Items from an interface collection
▼
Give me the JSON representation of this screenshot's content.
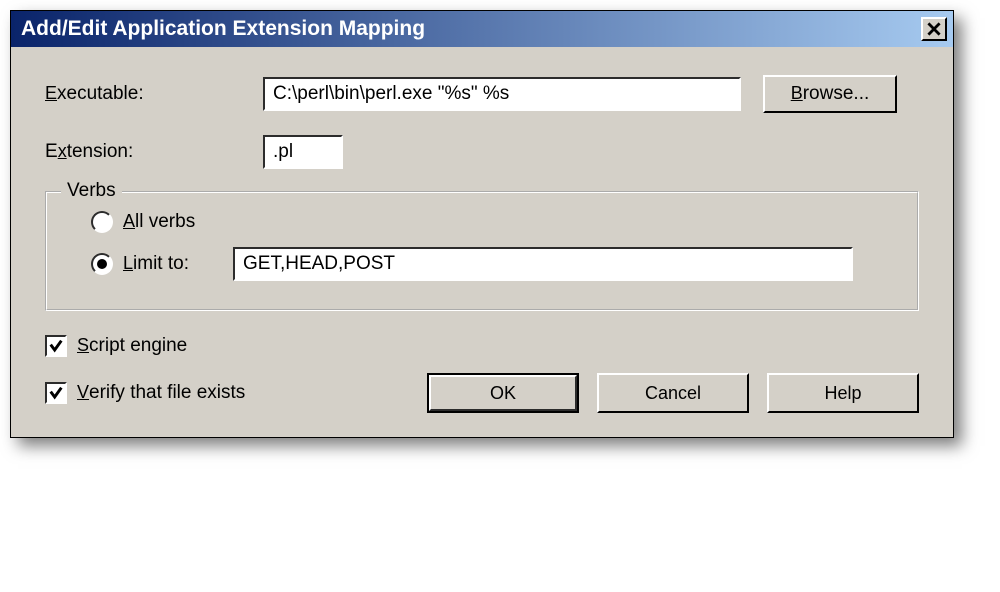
{
  "title": "Add/Edit Application Extension Mapping",
  "fields": {
    "executable_label": "Executable:",
    "executable_value": "C:\\perl\\bin\\perl.exe \"%s\" %s",
    "extension_label": "Extension:",
    "extension_value": ".pl"
  },
  "verbs": {
    "legend": "Verbs",
    "all_verbs_label": "All verbs",
    "limit_to_label": "Limit to:",
    "limit_to_value": "GET,HEAD,POST",
    "selected": "limit_to"
  },
  "checkboxes": {
    "script_engine_label": "Script engine",
    "script_engine_checked": true,
    "verify_exists_label": "Verify that file exists",
    "verify_exists_checked": true
  },
  "buttons": {
    "browse": "Browse...",
    "ok": "OK",
    "cancel": "Cancel",
    "help": "Help"
  }
}
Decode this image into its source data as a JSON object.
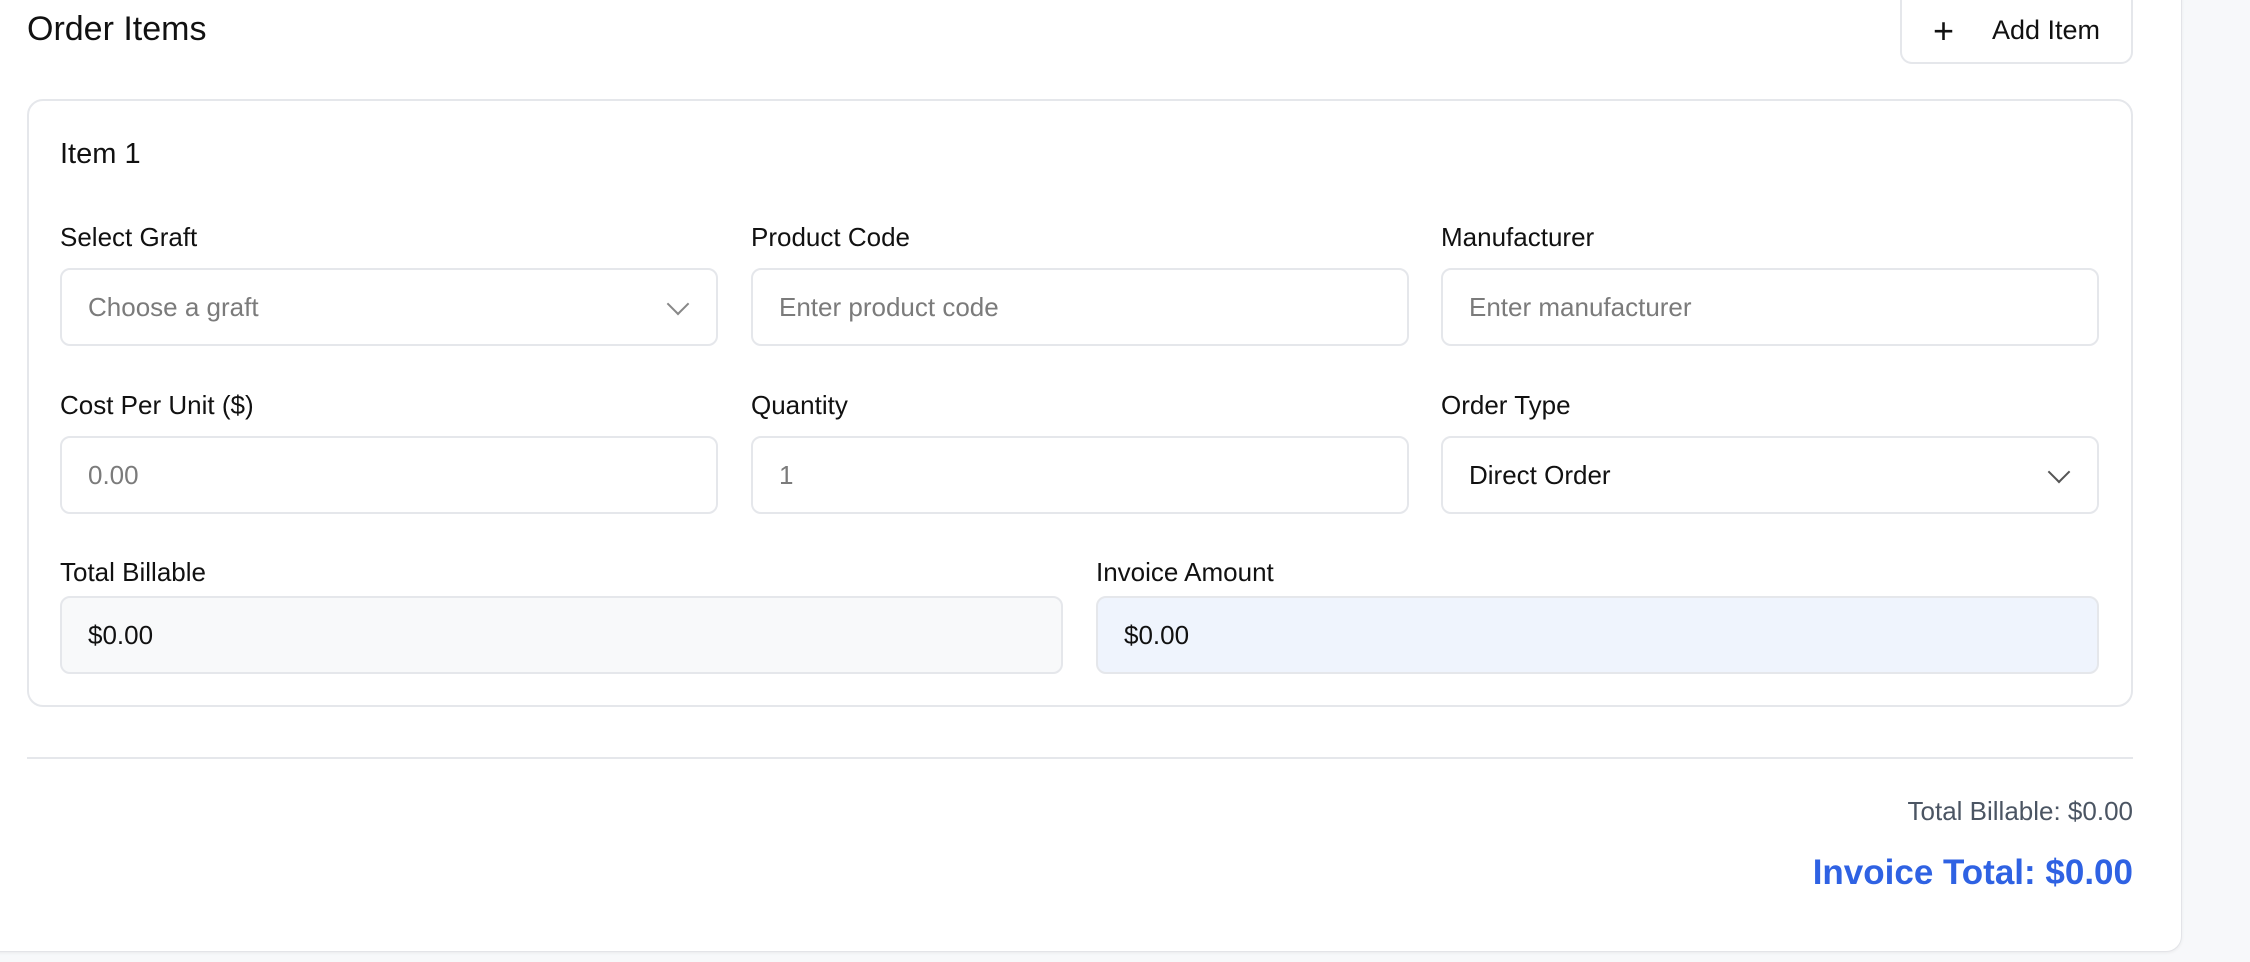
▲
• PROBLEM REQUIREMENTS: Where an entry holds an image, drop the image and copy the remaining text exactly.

• RESULT OF THIS TASK:
Give me the JSON representation of this screenshot's content.
{
  "title": "Add/Edit Application Extension Mapping",
  "fields": {
    "executable_label": "Executable:",
    "executable_value": "C:\\perl\\bin\\perl.exe \"%s\" %s",
    "extension_label": "Extension:",
    "extension_value": ".pl"
  },
  "verbs": {
    "legend": "Verbs",
    "all_verbs_label": "All verbs",
    "limit_to_label": "Limit to:",
    "limit_to_value": "GET,HEAD,POST",
    "selected": "limit_to"
  },
  "checkboxes": {
    "script_engine_label": "Script engine",
    "script_engine_checked": true,
    "verify_exists_label": "Verify that file exists",
    "verify_exists_checked": true
  },
  "buttons": {
    "browse": "Browse...",
    "ok": "OK",
    "cancel": "Cancel",
    "help": "Help"
  }
}
Decode this image into its source data as a JSON object.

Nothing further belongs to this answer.